During a vespers service on the evening of Tuesday, October 1 Archbishop Broglio presided over an extraordinary event: the formal renewal of the opening of the Cause for Beatification of Father Vincent Robert Capodanno, MM. Father Capodanno, a U.S. Navy Chaplain and Maryknoll priest, died in combat in Vietnam—cut down by enemy gunfire on Sept. 4, 1967 as he administered the sacraments and aided U.S. Marines engaged in “fixed bayonet” combat with North Vietnamese regulars.
Since his death, there have been numerous reports of favors following intercessory prayers to the hero chaplain and Medal of Honor recipient.
Father Capodanno a “Servant of God,” formally initiating the process by which the Vatican’s Congregation for the Causes of Saints considers candidates. The Cause for Beatification is the next step of the process.
During the prayer service, Archbishop Broglio signed papers making the necessary canonical appointments for a tribunal that will gather evidence of the life and work of Father Capodanno. Monsignor Frank Pugliese signed on as Episcopal Delegate; Monsignor Thomas Olszyk, AMS Judicial Vicar, signed on as Promoter of Justice. The tribunal will work with Dr. Andrea Ambrosi of Rome, an independent legal expert on causes for sainthood. Dr. Ambrosi attended the service.
Tribunal appointees pledged to conduct their deliberations in secret, as required by canon law. To support the body, Archbishop Broglio appointed an Historical Commission to assemble the life story of Father Capodanno from available records and publications; and a Theological Commission to evaluate the priest hero’s correspondence and other writings for doctrinal accuracy. The archbishop appointed several notaries public and copyists to help with the finer details of the tribunal’s work.
The service took place on the Memorial of Saint Therese of Lisieux, who died in France in 1897 at the age of 24. In his homily, Archbishop Broglio said:

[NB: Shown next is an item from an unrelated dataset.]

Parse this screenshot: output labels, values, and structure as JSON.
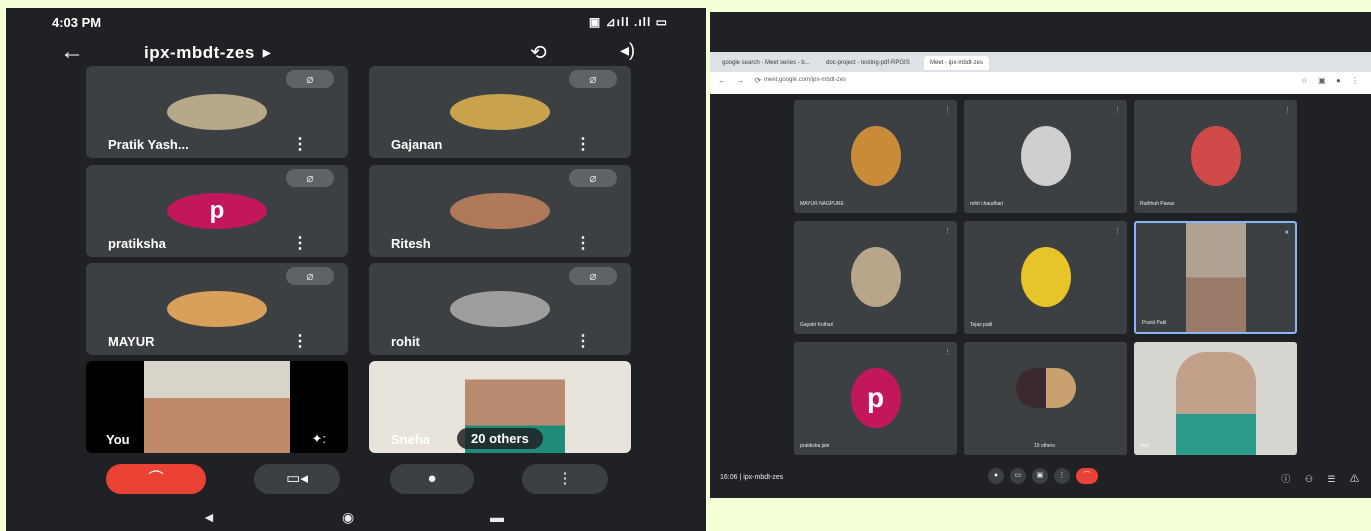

“The great saints of the Church are remembered, because they kept their focus on Christ and on living with Him. St. Therese gives us the example of a very little girl who captured that focus early in life and never lost it. Her death at a young age ended the pilgrimage, but the heritage of that short cloistered life continues to nourish the journey of countless men and women.
“Father Capodanno lived only about fourteen more years longer than Therese and yet his memory animates those who knew him and those of us who are learning more about him each day. It is impressive to see those who join us every year for the celebration of the Mass on the anniversary of his dies natalis….
“… What we do this afternoon will bring nothing to Father Capodanno. This is not some posthumous medal. It is for those who will learn about his faith and courage. He gave the utmost so that others might live or at least maintain hope in those last moments of the pilgrimage. It is hoped that his virtues will be imitated and that he will be an intercessor for priest-chaplains in the challenging days ahead.”
Since his death, there have been numerous reports of favors following intercessory prayers to the hero chaplain and Medal of Honor recipient. In 2005, the Catholic Church formally declared Father Capodanno a “Servant of God,” formally initiating the process by which the Vatican’s Congregation for the Causes of Saints considers candidates. The Cause for Beatification is the next step of the process.